@@@@@ (5 out of 5)
I’ve been wondering something about all this Nordic crime fiction that keeps creeping onto bestseller lists around the world. Since Scandinavia has one of the lowest rates of crime of anywhere in the world, do all those murder mysteries and thrillers from the region tell more stories about crime than there are actual crimes in those five little countries? After all, we’re talking about Sweden, Denmark, Finland, Norway, and Iceland, with an aggregate population of 27 million people, which is roughly the same as that of Tokyo.
Well, it’s just a thought.
Outstanding crime fiction from Scandinavia

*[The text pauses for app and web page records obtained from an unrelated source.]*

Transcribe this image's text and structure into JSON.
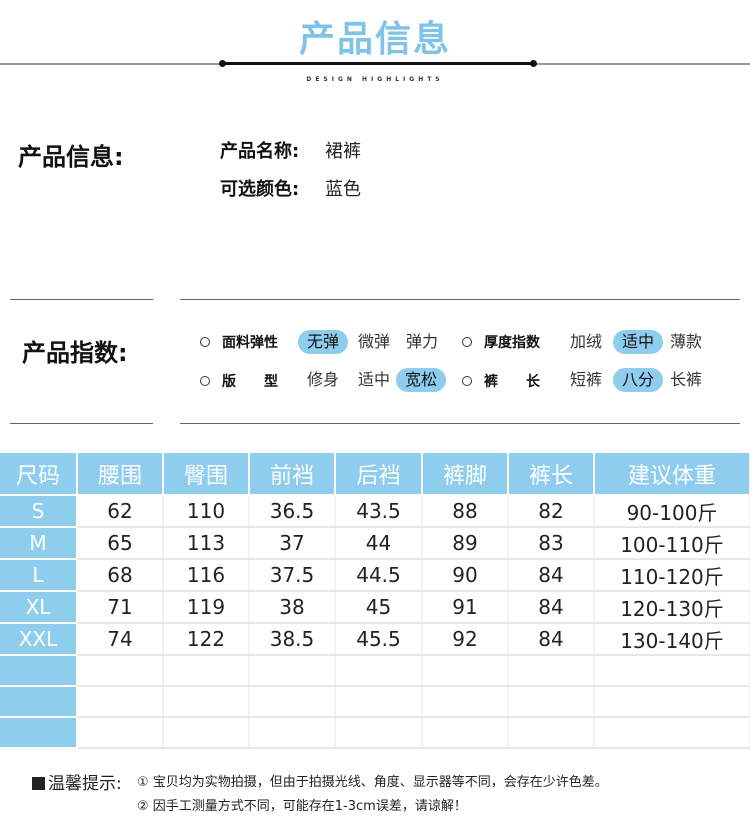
{
  "header": {
    "title": "产品信息",
    "subtitle": "DESIGN HIGHLIGHTS"
  },
  "info": {
    "heading": "产品信息:",
    "rows": [
      {
        "label": "产品名称:",
        "value": "裙裤"
      },
      {
        "label": "可选颜色:",
        "value": "蓝色"
      }
    ]
  },
  "index": {
    "heading": "产品指数:",
    "rows": [
      {
        "left": {
          "label": "面料弹性",
          "options": [
            "无弹",
            "微弹",
            "弹力"
          ],
          "selected": "无弹"
        },
        "right": {
          "label": "厚度指数",
          "options": [
            "加绒",
            "适中",
            "薄款"
          ],
          "selected": "适中"
        }
      },
      {
        "left": {
          "label": "版　　型",
          "options": [
            "修身",
            "适中",
            "宽松"
          ],
          "selected": "宽松"
        },
        "right": {
          "label": "裤　　长",
          "options": [
            "短裤",
            "八分",
            "长裤"
          ],
          "selected": "八分"
        }
      }
    ]
  },
  "size_table": {
    "headers": [
      "尺码",
      "腰围",
      "臀围",
      "前裆",
      "后裆",
      "裤脚",
      "裤长",
      "建议体重"
    ],
    "rows": [
      [
        "S",
        "62",
        "110",
        "36.5",
        "43.5",
        "88",
        "82",
        "90-100斤"
      ],
      [
        "M",
        "65",
        "113",
        "37",
        "44",
        "89",
        "83",
        "100-110斤"
      ],
      [
        "L",
        "68",
        "116",
        "37.5",
        "44.5",
        "90",
        "84",
        "110-120斤"
      ],
      [
        "XL",
        "71",
        "119",
        "38",
        "45",
        "91",
        "84",
        "120-130斤"
      ],
      [
        "XXL",
        "74",
        "122",
        "38.5",
        "45.5",
        "92",
        "84",
        "130-140斤"
      ]
    ]
  },
  "tips": {
    "label": "温馨提示:",
    "lines": [
      "① 宝贝均为实物拍摄，但由于拍摄光线、角度、显示器等不同，会存在少许色差。",
      "② 因手工测量方式不同，可能存在1-3cm误差，请谅解！"
    ]
  },
  "colors": {
    "accent": "#8fcdef",
    "title": "#7fc4e8"
  }
}
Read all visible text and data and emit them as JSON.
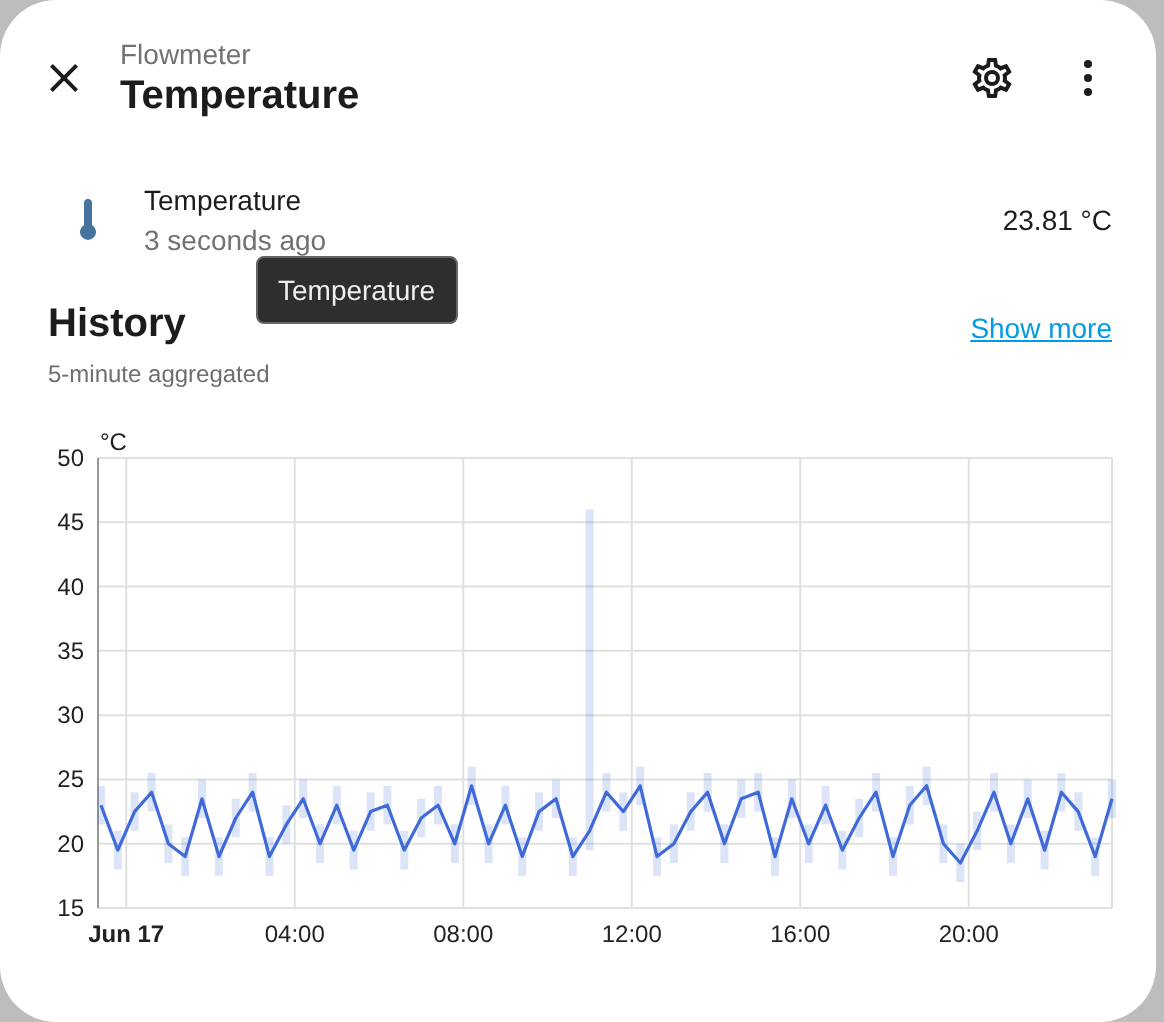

Whatever the answer to my question might be, there’s no denying the reality that Scandinavia has been producing some of the most outstanding crime fiction written in recent decades. For starters, think of Henning Mankell (Kurt Wallander), Jo Nesbø (Harry Hole), Stieg Larsson (Lisbet Salander and Mikael Blomkvist), Peter Høeg (Smilla Jaspersen), Maj Sjöwall and Per Wahlöö (Martin Beck), Camilla Läckberg (Patrick Hedström and Erica Falck), and Jussi Adler-Olsen (Carl Mørck). I’ve read and enjoyed many of the books by these outstanding writers, in several cases all of them. Now I have an addition to the list: Lene Kaaberbøl and Agnete Friis, the gifted co-creators of the engrossing Nina Borg series.
Murder and mayhem in Denmark
Nina Borg is a troubled young woman who flees from her husband and children from time to time to work as a nurse in refugee camps for the Danish Red Cross. Here are the authors describing Nina: “She was always busy telling herself that she was the only one who didn’t fit in, while everyone else was one big happy community. And she was also an expert at making herself believe that she was the only one who could save the world and put things right, while others were too busy buying flat-screen televisions and redecorating their kitchens and making bistro coffee and being happy.”
All of which is to say that, when Nina receives a panicked call from an old friend to pick up a package from a locker at the train station in Copenhagen, it’s no surprise that, however reluctantly, she agrees to do it. The trouble starts there, of course. She discovers a three-year-old boy drugged and crammed into a suitcase in the locker. When at length he becomes conscious, the boy speaks an unfamiliar language. Nina’s effort to identify the language and discover his identity takes her on a perilous flight through the city and into the suburbs. The ensuing tale is fraught with danger for Nina and suspenseful to the end. The Boy in the Suitcase is an outstanding example of Nordic Noir — and it’s just the first of three novels in the series.
About the authors
Lene Kaaberbøl writes both children’s fantasy and adult crime fiction. She is the author of 19 novels to date. Three of those books feature Nina Borg in a series she co-authors with Agnete Friis, who also works as a journalist. Both are Danish.